Have you ever had a remedial massage before? There will be no mistaking it. I experienced my first one about a month ago. A massage therapist suggested it and I naively thought it would be a slightly deeper massage than usual. Well my eyes were opened, particularly when he started by using his elbows and it went downhill from there. An hour of torturous pain. And no, I am not a sook and believe I have a high pain tolerance but my god it hurts! An hour massage is a great place to prove time can sometimes go past very, very slowly. I experienced every minute.
I’ve just come back from my fourth massage, which was no more enjoyable than my first. It seems it’s his mission to find the sorest point on my back and focus on it intensely to inflict the maximum amount of pain. Perhaps that’s just what I think! I seem to survive the session and show up the next week, without an ounce of happiness or excitement but belief it’s helping me.
To distract my mind from focusing on the pain, I started to think about the adage ‘no pain no gain’ and if a ‘remedial massage’ could benefit our leadership.
We all have pain points as a leader. Each leaders pain point is different.
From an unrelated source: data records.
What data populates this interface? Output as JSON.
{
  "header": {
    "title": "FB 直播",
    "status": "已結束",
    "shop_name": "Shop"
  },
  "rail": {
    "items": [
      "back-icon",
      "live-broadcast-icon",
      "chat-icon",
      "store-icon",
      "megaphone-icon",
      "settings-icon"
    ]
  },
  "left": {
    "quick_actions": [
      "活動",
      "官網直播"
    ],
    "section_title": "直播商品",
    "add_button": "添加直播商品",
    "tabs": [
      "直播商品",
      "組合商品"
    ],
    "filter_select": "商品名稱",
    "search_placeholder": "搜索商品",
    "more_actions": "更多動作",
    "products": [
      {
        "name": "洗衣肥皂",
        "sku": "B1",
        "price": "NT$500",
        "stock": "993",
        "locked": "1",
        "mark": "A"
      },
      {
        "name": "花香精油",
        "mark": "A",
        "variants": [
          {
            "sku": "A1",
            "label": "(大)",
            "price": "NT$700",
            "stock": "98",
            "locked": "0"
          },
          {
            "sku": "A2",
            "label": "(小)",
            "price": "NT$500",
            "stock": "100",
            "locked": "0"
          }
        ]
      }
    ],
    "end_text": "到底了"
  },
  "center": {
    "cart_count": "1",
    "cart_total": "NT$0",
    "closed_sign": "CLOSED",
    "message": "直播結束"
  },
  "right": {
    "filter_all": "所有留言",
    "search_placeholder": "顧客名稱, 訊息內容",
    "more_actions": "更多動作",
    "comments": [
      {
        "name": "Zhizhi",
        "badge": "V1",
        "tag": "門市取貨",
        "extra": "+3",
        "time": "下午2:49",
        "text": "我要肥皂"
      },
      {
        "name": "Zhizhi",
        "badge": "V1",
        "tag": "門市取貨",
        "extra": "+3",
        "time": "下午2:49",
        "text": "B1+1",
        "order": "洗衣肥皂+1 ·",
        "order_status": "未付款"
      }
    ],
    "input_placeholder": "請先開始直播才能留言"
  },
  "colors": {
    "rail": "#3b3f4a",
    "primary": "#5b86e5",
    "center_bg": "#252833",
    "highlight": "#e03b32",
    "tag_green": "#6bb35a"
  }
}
The pain will be caused by many different situations and events and it will often be caused by things you are avoiding. Research has shown that as human beings, we will do more to avoid or lessen pain than experience pleasure. The Pleasure-Pain principle was first brought to life by Sigmund Freud in modern psychoanalysis. Whilst I was on that massage/torture table this made complete sense to me! The fact I had avoided the treatment I knew I had to have for years was for this very reason – it was very painful!
This was not the only thing I have avoided in my life, or my leadership. There have been many things I have procrastinated about only to have them escalate to a point where I had to deal with them. And generally, when the situation was over I would find myself saying ‘why didn’t I do that sooner’? Sound familiar?
Where could your leadership benefit from some remedial attention? It could be in one of the following areas, which are quite common for causing leaders a great deal of pain:
- Having the conversation you need to have but have been avoiding, as you know it could get emotional or confrontational
- The poor behaviour you have been tolerating because you don’t have the energy to confront it
- The client complaint you need to address but have been avoiding, as you know they are angry
- Confronting the fact you have lost two great team members from the business in quick succession
- Looking in the mirror to see what’s really going on with your health and fitness
- Accepting the fact that in most situations that have gone pear shaped around you, you are the common denominator
- Asking yourself the question as to why people are avoiding you and assessing your level of self-awareness
- Asking for the feedback you know you will benefit from but also know it will hurt
- Admitting the fact you are a control freak and you are disempowering others by being this way and making life harder for yourself
- You are letting busy control you to the point you are becoming irrelevant.
There’s no right or wrong with this. The truth lies in the areas where you are avoiding pain. Which is generally temporary, as nine times out of ten the pain will escalate to a point that it can’t be avoided. And then you have to deal with it, ready or not . I was asked the question if the remedial massages were helping me? They are. But it’s a longer road of pain than if I had of addressed it a year ago when I first identified the problem.
Leaders who are seeking relevance and influence need to learn to balance the pain and pleasure principle. This takes courage, as it’s not easy to go through pain; however, we generally come out the other side better for it. It’s about changing our mindset around this and understanding avoidance is simply a time waster, time we don’t have or can afford to waste. Some remedial attention on your leadership will do you the world of good in the long run. An hour a week is all it takes. As Theodore Roosevelt said, “It is only through labor and painful effort, by grim energy and resolute courage, that we move on to better things.” You bet! I’m back on my pain table next week.